Another company that leverages single-cell technologies and computational resources to generate highly granular and far-reaching immune surveys is the recently launched Immunai. The company asserts that it has developed a “vertically integrated platform for multi-omic single-cell profiling that offers a broader view of the immune system in states of health, disease, and treatment to examine the body’s response to stimulus.” This platform, the company adds, can help pharmaceutical companies accelerate immunotherapy discovery and development.
“From a single blood sample, we derive over a terabyte of immune cell data,” notes Noam Solomon, PhD, co-founder and CEO of Immunai. “We then apply our proprietary neural network models and transfer learning techniques to create immune profiles based on differentiated elements, such as state-specific expression versus normal expression. These immune profiles allow us to identify subtle changes in cell types and understand how they interplay with other cells and proteins. This level of insight generation supports biomarker discovery and target validation, allowing our partners to accurately measure the efficacy of therapies in clinical trials.”
The company has formed partnerships with 10x Genomics and leading academic institutions such as Baylor College of Medicine, Stanford, and Harvard. Through these partnerships, Solomon states, Immunai has “mapped out millions of immune cells and their functions and built the largest proprietary data set for clinical immunological data in the world.”
“The combination of a multi-omic approach with our machine learning algorithms produces much more granular cell annotation and characterization than standard methods, which allows for accurate analysis of underlying biology,” Solomon continues. “All of these modalities are on the table, but the most critical new aspect of our platform that we’ll roll out this year is an extension into functional genomics.

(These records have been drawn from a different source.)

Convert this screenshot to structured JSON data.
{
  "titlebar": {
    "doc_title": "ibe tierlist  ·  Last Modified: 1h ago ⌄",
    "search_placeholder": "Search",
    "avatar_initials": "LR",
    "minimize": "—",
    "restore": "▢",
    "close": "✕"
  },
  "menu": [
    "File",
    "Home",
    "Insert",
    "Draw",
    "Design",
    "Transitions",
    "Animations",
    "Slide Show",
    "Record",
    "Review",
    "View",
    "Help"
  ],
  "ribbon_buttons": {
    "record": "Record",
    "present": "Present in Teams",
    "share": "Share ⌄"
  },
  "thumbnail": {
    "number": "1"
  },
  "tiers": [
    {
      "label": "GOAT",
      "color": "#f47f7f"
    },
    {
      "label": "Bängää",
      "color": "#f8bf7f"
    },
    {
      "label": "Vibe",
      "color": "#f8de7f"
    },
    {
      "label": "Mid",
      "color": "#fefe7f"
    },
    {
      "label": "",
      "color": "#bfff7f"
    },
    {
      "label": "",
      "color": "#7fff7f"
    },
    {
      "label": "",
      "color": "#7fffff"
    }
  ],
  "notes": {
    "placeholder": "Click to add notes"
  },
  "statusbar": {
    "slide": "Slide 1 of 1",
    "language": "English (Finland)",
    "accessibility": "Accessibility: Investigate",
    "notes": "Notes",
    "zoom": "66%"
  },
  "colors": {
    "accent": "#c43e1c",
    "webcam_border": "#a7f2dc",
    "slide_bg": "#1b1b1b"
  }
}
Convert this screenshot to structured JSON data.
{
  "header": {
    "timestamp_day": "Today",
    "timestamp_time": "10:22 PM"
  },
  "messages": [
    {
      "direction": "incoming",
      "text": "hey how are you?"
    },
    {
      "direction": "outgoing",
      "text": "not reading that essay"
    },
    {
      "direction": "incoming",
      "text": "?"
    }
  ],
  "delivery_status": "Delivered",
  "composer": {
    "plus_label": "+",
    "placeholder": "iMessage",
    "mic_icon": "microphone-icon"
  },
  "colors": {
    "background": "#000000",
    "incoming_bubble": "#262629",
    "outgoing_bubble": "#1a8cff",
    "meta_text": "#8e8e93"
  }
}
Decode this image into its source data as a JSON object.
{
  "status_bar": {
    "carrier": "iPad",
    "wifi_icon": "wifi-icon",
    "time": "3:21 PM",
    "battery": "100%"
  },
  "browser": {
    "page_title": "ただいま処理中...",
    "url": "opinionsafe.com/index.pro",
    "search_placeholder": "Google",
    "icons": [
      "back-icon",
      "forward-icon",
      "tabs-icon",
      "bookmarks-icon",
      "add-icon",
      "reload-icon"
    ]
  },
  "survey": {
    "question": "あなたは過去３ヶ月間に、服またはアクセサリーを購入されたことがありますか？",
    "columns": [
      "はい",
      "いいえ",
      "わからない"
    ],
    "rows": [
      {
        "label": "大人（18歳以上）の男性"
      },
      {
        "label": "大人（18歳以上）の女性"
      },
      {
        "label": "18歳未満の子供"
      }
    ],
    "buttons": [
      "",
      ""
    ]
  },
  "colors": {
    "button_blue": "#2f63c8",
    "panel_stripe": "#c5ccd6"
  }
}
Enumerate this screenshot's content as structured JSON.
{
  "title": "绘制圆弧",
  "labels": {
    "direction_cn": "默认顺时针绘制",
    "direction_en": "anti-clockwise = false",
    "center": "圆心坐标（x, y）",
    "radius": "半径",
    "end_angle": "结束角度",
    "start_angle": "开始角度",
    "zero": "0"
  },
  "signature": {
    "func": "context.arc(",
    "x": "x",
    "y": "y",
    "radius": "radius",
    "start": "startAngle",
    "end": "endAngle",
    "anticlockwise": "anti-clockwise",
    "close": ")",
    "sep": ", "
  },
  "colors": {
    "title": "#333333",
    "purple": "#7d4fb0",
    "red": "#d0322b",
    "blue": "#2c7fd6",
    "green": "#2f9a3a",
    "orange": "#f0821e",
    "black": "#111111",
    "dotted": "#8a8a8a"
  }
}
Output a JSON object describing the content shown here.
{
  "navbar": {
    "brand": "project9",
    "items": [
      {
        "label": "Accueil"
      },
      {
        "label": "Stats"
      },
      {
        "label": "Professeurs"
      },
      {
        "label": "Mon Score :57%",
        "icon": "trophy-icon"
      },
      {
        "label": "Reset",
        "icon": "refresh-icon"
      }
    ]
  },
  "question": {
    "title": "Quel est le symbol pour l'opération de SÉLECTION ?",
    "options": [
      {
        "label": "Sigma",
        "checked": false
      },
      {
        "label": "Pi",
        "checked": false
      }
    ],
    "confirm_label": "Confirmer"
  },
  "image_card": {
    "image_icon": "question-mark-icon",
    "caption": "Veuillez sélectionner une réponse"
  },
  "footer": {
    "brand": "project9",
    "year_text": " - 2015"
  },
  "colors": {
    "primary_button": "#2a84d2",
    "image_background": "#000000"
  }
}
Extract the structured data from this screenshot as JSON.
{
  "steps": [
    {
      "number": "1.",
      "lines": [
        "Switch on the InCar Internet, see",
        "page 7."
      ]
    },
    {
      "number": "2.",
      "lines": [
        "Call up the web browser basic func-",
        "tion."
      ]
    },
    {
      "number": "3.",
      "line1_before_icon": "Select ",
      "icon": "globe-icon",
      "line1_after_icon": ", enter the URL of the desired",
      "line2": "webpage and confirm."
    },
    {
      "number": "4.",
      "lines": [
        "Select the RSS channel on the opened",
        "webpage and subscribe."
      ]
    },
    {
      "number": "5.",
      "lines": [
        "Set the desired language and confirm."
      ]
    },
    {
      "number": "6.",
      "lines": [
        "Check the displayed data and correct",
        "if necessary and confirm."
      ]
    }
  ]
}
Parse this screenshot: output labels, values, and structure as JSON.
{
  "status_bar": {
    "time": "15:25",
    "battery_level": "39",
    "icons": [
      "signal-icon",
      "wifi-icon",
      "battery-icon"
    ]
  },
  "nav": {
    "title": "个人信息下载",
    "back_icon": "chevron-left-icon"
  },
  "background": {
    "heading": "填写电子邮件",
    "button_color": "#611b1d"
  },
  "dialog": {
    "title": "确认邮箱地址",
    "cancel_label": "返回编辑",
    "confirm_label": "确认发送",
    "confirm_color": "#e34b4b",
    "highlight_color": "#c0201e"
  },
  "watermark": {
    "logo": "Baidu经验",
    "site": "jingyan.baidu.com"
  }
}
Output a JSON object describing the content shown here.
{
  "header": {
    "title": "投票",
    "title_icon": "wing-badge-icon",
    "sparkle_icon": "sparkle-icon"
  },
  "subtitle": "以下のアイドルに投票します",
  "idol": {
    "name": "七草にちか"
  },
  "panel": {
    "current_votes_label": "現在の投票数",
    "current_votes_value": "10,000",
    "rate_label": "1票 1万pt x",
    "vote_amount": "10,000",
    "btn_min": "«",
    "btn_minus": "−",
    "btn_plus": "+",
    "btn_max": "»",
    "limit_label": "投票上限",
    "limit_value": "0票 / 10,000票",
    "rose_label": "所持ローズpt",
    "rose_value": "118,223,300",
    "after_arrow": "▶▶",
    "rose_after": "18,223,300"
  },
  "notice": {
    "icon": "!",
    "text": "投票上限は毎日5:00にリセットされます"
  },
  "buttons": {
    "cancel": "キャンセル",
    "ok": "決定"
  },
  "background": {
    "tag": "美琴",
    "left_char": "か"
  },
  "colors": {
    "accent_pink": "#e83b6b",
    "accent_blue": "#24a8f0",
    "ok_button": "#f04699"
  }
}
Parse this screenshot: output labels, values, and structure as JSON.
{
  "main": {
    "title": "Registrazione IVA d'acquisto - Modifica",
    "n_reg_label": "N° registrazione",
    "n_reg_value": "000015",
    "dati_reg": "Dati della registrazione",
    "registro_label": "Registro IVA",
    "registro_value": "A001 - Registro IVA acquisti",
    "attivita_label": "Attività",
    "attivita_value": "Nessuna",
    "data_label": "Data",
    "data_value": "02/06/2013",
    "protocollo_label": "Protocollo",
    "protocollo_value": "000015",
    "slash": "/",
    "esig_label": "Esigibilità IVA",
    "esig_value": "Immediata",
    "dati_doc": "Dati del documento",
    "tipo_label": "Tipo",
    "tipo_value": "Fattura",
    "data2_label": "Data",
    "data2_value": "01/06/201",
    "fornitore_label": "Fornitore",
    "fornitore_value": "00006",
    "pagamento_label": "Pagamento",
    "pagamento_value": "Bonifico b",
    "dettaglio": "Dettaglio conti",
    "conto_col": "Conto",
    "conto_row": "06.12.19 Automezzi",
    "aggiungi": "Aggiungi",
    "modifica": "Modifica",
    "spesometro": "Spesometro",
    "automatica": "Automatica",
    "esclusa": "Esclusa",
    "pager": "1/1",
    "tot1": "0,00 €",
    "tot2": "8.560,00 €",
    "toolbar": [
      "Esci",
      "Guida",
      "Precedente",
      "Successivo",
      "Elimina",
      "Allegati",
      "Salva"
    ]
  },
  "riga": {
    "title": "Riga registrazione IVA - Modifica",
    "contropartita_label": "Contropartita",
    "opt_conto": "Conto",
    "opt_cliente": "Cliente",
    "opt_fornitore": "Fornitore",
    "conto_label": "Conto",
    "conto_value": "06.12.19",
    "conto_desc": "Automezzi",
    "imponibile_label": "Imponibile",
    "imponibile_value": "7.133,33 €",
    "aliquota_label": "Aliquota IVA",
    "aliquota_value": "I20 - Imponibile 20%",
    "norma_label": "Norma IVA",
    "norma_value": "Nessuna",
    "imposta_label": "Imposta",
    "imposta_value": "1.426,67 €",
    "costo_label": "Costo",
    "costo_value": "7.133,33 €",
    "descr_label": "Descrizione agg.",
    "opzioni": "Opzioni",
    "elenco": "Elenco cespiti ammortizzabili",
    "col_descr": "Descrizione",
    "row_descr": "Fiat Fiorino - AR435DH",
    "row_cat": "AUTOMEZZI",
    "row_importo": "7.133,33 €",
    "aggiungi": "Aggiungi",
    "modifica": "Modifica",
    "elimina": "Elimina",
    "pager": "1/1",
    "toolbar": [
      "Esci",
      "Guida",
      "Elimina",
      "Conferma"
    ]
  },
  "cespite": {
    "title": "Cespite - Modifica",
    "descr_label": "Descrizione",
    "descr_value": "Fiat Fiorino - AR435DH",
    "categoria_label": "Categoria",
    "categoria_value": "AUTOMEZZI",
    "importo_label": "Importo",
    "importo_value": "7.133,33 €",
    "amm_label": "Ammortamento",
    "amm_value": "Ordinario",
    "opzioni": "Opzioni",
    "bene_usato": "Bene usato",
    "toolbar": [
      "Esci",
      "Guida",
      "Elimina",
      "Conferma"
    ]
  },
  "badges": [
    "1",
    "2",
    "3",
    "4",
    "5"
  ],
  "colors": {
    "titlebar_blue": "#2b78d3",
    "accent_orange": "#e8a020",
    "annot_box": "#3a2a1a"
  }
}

“We will use CRISPR screens to help validate targets we’ve found using our reverse translational approach on our existing platform. We remain interested in not only the peripheral immune system but, in an oncology context, its nexus with the tumor and the tumor microenvironment, so we may also explore spatial.”